Extracted data entries:

┏━━

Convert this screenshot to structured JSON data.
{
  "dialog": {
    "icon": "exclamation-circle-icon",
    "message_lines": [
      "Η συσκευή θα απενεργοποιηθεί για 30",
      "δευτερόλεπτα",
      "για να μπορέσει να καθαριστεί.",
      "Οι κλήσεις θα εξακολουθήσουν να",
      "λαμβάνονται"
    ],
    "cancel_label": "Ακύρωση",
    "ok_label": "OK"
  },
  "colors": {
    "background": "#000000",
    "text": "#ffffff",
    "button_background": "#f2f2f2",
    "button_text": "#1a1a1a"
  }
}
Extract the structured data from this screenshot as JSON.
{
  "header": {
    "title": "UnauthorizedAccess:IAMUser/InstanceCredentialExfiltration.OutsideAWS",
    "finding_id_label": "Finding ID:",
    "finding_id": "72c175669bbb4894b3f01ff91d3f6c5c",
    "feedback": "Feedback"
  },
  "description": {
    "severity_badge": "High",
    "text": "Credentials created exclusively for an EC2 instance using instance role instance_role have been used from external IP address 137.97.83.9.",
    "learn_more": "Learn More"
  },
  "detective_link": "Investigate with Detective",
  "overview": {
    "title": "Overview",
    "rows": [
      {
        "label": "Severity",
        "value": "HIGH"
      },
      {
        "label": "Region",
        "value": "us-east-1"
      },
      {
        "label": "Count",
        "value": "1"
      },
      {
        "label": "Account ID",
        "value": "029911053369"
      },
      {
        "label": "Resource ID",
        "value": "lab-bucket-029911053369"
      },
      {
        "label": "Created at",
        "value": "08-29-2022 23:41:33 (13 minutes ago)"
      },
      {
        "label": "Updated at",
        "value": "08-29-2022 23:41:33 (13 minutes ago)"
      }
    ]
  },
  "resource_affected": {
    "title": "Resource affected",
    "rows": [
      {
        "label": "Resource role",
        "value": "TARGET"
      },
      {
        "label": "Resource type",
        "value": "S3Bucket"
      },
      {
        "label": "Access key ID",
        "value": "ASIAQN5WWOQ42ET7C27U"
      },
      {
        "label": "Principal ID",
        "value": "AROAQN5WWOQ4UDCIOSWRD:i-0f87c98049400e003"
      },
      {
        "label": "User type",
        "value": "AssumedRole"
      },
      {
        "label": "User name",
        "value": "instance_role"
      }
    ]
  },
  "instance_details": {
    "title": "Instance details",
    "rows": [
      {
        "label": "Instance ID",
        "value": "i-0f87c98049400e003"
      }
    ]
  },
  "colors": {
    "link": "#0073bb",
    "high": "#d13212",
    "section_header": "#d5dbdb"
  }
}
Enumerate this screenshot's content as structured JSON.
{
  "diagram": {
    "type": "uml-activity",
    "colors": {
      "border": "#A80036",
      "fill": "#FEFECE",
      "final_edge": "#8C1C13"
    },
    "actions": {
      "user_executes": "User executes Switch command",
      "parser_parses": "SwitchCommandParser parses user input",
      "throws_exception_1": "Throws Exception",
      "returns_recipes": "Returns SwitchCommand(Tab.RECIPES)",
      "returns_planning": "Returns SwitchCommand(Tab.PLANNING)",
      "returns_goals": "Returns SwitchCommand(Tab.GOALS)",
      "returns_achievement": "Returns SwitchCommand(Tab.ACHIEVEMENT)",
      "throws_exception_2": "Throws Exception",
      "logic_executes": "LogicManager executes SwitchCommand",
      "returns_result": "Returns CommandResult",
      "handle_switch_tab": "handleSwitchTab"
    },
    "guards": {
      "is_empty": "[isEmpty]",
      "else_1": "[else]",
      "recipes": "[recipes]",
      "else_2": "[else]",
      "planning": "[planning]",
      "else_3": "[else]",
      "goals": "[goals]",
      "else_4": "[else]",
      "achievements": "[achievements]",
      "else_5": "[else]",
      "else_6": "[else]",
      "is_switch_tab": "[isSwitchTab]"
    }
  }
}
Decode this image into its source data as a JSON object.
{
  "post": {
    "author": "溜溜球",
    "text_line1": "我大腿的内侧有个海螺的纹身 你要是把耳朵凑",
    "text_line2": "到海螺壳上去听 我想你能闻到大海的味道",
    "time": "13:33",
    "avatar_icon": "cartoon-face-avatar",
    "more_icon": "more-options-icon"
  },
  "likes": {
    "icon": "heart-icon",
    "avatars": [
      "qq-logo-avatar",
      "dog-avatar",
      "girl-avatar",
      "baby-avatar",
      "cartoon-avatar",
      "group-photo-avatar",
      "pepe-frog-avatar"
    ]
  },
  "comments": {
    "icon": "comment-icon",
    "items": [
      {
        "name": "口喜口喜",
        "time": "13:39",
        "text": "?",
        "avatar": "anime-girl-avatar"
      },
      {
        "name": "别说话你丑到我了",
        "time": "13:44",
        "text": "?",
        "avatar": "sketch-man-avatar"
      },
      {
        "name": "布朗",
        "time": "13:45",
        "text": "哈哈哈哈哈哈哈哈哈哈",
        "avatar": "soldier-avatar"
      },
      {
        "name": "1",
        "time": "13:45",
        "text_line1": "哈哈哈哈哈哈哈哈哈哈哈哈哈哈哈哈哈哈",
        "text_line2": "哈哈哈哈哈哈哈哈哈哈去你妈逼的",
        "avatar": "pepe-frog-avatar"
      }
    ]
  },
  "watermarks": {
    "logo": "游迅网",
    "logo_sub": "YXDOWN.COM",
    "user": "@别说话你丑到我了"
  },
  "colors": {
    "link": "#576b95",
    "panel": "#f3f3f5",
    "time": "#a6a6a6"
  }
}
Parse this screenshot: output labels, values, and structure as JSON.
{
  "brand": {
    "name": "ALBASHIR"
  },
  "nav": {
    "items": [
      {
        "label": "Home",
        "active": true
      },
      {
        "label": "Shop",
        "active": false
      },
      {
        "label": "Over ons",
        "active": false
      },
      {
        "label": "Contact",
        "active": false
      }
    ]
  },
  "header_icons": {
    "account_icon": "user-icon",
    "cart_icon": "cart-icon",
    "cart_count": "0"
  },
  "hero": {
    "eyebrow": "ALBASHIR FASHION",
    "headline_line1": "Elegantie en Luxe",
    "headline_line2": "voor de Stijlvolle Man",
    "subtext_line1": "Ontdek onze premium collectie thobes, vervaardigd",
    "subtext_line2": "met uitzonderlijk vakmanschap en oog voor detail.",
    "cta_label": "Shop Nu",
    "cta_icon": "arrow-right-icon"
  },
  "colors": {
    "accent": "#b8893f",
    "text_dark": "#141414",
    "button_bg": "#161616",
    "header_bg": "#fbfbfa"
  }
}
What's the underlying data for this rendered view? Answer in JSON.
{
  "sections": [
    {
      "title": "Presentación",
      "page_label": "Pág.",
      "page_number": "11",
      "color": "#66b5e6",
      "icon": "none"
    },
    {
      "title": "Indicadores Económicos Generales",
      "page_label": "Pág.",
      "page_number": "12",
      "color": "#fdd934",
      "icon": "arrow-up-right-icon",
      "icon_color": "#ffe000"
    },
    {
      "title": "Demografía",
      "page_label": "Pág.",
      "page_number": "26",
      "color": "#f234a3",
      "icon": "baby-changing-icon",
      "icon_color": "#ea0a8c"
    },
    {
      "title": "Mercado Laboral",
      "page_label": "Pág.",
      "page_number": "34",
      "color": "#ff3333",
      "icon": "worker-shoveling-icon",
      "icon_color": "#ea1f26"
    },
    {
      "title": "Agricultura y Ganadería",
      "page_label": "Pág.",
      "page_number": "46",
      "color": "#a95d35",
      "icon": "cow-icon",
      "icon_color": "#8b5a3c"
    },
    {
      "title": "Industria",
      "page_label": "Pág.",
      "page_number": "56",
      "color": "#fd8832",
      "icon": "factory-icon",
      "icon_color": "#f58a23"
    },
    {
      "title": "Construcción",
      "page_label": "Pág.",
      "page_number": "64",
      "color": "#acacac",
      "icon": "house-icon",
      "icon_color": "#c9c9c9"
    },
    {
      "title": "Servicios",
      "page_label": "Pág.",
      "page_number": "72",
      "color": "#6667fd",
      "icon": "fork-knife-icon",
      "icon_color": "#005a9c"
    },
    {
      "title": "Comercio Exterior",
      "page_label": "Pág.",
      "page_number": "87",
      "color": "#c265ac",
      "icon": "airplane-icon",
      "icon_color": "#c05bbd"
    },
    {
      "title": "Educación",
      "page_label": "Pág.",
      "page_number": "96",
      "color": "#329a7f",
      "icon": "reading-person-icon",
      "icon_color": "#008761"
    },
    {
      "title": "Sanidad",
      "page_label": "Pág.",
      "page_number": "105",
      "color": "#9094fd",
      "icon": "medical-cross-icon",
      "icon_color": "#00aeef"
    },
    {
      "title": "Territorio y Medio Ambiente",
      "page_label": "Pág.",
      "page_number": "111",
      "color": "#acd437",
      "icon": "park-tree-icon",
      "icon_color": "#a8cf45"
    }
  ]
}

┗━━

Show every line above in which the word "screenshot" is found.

▶ **Exercise response**:
Convert this screenshot to structured JSON data.
Extract the structured data from this screenshot as JSON.
Enumerate this screenshot's content as structured JSON.
Parse this screenshot: output labels, values, and structure as JSON.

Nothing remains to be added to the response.